+++ LISTED RECORDS +++
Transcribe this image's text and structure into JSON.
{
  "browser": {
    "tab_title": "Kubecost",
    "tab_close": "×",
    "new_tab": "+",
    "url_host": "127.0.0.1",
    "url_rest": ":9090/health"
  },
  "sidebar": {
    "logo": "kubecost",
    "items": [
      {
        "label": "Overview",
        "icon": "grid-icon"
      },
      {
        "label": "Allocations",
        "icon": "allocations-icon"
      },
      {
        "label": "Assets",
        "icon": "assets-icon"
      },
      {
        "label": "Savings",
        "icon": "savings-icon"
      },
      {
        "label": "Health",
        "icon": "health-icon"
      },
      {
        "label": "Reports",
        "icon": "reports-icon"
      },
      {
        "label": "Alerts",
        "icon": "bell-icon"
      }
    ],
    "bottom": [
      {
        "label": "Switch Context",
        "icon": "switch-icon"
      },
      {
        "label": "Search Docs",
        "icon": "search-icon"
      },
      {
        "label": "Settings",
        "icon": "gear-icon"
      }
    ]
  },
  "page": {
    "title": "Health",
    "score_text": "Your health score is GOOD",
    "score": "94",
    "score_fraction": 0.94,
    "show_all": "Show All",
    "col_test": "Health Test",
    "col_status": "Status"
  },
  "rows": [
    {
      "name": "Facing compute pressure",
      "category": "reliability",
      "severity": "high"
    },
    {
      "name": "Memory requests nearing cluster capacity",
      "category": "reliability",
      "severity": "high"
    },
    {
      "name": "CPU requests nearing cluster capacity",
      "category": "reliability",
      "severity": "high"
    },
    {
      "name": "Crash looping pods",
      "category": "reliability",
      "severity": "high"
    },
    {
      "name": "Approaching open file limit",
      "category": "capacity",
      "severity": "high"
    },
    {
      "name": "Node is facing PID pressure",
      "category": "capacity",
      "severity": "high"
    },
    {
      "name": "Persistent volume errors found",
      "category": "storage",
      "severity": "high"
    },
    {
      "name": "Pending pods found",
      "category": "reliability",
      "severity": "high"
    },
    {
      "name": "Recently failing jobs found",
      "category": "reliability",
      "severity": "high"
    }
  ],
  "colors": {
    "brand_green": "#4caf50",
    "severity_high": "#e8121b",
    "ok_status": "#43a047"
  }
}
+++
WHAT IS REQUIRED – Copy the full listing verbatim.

RESPONSE AREA –
Transcribe this image's text and structure into JSON.
{
  "browser": {
    "tab_title": "Kubecost",
    "tab_close": "×",
    "new_tab": "+",
    "url_host": "127.0.0.1",
    "url_rest": ":9090/health"
  },
  "sidebar": {
    "logo": "kubecost",
    "items": [
      {
        "label": "Overview",
        "icon": "grid-icon"
      },
      {
        "label": "Allocations",
        "icon": "allocations-icon"
      },
      {
        "label": "Assets",
        "icon": "assets-icon"
      },
      {
        "label": "Savings",
        "icon": "savings-icon"
      },
      {
        "label": "Health",
        "icon": "health-icon"
      },
      {
        "label": "Reports",
        "icon": "reports-icon"
      },
      {
        "label": "Alerts",
        "icon": "bell-icon"
      }
    ],
    "bottom": [
      {
        "label": "Switch Context",
        "icon": "switch-icon"
      },
      {
        "label": "Search Docs",
        "icon": "search-icon"
      },
      {
        "label": "Settings",
        "icon": "gear-icon"
      }
    ]
  },
  "page": {
    "title": "Health",
    "score_text": "Your health score is GOOD",
    "score": "94",
    "score_fraction": 0.94,
    "show_all": "Show All",
    "col_test": "Health Test",
    "col_status": "Status"
  },
  "rows": [
    {
      "name": "Facing compute pressure",
      "category": "reliability",
      "severity": "high"
    },
    {
      "name": "Memory requests nearing cluster capacity",
      "category": "reliability",
      "severity": "high"
    },
    {
      "name": "CPU requests nearing cluster capacity",
      "category": "reliability",
      "severity": "high"
    },
    {
      "name": "Crash looping pods",
      "category": "reliability",
      "severity": "high"
    },
    {
      "name": "Approaching open file limit",
      "category": "capacity",
      "severity": "high"
    },
    {
      "name": "Node is facing PID pressure",
      "category": "capacity",
      "severity": "high"
    },
    {
      "name": "Persistent volume errors found",
      "category": "storage",
      "severity": "high"
    },
    {
      "name": "Pending pods found",
      "category": "reliability",
      "severity": "high"
    },
    {
      "name": "Recently failing jobs found",
      "category": "reliability",
      "severity": "high"
    }
  ],
  "colors": {
    "brand_green": "#4caf50",
    "severity_high": "#e8121b",
    "ok_status": "#43a047"
  }
}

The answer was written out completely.